It also can cause closed-source projects to collapse (or at least their market to reduce) as more and more adopt open practices. An unfortunate fact though is that information walling often results in more jobs. The more hops information has to take, the more jobs were created to get there. How many people got put out of jobs because automation happened in the phone switch industry? I believe the same thing will soon be happening to those in the open source industry as the industry turns inward and puts itself out of work. First it'll be some projects taking each other out of the next few years thanks to market forces but at least in the Drupal community, I'm already seeing cracks.
People at the top asking for more and more control over the platform, even though it's the very thing that they went to open source to get away from. Here are some other examples I could come up with of where giving away code has far greater consequences then just giving code away.
Digital altruism collapsing digital form
Open source is an iterative process which leads to the open sourcing of more technologies that enable more people to do more with less technical knowledge. Apache leads to PHP / MySQL leads to Wordpress / Drupal systems. As a result, I've seen Dreamweaver (as an example) go from a tool that I used to build websites to a tool that I use to build code to allow others to build websites. This is the creative and destructive power of open source.
Digital altruism collapsing digital form and physical form
This doesn't have to just be contained to software platforms though. Wikipedia, leads to freer access to information, leads to marginalization of paid information sources (books, Encarta, etc) which collapses the previous silo-ing of knowledge in sources that had a cost of entry.

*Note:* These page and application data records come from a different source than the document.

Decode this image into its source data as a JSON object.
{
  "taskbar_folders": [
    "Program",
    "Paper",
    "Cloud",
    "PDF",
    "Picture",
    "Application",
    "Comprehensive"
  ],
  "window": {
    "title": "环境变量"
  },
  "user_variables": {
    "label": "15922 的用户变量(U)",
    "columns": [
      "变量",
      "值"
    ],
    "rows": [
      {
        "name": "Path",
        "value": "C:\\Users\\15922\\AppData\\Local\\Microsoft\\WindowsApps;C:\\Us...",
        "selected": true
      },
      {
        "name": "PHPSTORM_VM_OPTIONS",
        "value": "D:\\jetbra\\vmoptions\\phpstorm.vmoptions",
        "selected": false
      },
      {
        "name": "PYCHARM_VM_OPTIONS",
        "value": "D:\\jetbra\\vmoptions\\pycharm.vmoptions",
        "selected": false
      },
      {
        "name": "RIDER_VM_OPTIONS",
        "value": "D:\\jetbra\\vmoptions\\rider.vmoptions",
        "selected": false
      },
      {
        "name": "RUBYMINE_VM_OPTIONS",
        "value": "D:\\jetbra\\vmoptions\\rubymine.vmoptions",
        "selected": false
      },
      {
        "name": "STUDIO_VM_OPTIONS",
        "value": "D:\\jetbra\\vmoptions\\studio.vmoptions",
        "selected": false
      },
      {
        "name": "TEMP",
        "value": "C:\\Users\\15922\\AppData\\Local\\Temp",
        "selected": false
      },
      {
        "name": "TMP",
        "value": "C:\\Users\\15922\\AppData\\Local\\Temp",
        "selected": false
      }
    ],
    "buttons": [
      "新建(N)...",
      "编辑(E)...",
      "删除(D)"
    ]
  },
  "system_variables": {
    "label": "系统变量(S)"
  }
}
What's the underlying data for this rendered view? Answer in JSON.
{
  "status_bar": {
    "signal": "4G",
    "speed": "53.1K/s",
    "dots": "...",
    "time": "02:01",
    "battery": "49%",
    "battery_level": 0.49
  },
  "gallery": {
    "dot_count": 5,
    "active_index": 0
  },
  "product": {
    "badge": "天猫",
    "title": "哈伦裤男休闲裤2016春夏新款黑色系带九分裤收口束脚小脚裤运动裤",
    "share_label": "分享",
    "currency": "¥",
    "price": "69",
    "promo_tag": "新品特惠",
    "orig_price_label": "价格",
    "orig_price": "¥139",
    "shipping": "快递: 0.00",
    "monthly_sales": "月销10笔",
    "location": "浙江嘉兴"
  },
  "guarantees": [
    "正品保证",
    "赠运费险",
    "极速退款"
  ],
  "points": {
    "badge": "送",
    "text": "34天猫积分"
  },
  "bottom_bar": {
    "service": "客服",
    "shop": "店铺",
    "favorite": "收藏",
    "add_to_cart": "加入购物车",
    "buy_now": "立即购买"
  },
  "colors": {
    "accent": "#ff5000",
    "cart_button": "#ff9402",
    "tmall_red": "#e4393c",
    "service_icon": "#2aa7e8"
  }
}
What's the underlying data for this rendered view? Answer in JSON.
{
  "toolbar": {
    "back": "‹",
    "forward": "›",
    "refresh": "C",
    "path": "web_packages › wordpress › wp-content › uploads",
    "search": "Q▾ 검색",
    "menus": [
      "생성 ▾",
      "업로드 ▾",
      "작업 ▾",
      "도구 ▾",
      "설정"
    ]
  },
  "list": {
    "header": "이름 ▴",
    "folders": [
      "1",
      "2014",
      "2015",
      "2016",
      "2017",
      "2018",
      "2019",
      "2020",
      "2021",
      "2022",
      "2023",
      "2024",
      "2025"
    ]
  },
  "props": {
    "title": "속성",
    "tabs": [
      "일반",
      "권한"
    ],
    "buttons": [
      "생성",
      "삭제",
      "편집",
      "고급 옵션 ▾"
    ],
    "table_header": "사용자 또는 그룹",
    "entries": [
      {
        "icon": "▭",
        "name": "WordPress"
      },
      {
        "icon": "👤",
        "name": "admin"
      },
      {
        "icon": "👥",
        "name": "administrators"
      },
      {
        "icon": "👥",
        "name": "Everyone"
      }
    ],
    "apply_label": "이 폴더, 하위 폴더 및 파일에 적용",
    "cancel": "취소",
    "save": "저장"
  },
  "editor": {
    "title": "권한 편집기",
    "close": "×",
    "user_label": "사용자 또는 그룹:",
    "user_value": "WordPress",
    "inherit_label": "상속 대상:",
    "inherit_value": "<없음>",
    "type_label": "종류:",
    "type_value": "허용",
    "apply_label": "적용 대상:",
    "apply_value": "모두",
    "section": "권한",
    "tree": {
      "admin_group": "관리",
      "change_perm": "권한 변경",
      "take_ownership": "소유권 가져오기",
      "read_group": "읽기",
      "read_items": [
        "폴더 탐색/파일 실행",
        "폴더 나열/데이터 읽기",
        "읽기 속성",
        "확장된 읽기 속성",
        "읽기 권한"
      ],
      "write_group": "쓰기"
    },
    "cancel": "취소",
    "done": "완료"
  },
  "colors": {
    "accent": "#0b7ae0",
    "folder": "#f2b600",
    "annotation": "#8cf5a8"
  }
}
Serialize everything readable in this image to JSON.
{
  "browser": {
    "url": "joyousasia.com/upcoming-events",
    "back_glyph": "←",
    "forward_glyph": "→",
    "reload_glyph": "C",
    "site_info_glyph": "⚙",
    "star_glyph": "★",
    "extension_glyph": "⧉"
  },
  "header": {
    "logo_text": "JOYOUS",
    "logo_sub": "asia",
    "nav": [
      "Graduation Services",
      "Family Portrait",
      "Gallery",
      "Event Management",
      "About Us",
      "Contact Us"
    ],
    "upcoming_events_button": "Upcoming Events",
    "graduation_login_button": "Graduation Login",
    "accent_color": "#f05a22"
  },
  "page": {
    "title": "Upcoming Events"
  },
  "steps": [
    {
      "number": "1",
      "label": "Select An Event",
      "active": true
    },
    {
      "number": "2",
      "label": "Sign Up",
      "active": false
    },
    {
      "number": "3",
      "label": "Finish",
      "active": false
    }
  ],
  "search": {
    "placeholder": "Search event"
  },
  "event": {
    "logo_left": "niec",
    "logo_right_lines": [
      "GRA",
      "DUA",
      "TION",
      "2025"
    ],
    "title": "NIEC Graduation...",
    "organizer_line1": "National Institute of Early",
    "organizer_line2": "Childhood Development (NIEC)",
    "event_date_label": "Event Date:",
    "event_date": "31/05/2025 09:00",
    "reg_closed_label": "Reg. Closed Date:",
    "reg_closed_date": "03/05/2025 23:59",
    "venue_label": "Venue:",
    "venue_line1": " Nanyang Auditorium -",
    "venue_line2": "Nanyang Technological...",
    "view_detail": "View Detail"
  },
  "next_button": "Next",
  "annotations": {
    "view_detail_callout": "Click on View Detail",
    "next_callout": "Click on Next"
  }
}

Digital Altruism collapsing the IT industry
Previous web-development shops had coders, site layout and design, producers, copy editors, graphic artists, server manager, all with different talents and skills. Now with the web landscape being as it is, the cost of entry has been lowered for everyone. As such, I don't need to know layout / design because of captured, open knowledge, in the form themes / templates. I don't need copy editors (or as many) because everyone can self-moderate content as well as use small publishing workflows to release content. Server management consoles exist and captured knowledge in the form of things like MAMP and XAMPP (not to mention open source based services like wordpress.com) make it easy to get a site up and off the ground. Come to think of it, I don't even need me, the coder, because other coders have captured install and configuration knowledge in the CMS like wordpress.com.
No, the only person "needed" to produce a high quality website with new content is the content author and maybe a manager (though those could be the same person).
What's the trend I'm seeing currently? We're going from a world where there are less hubs and less authorities. Where information can be created and disseminated so quickly that newspapers and traditional TV media aren't going away entirely, but are definitely being softened in tone. If I want an opinion I can go anywhere and get it and that's great (most people already know this).
But what I also see happening, is that we're collapsing our own industry. I see less and less people wanting to get into the IT sector because those that have come before them have made things so easy, so wyziwig'ed, so fast that it's not interesting to them. This will lead to less ideas, less choice, and only a few technical authorities who can effectively kick the door shut on all those who come after them. A truly, Apple (and a few others) world of elite companies as well as a few elite open source advocates along for the ride.
Connect the dots, speak out for more choice, question why someone is giving you something for free ;).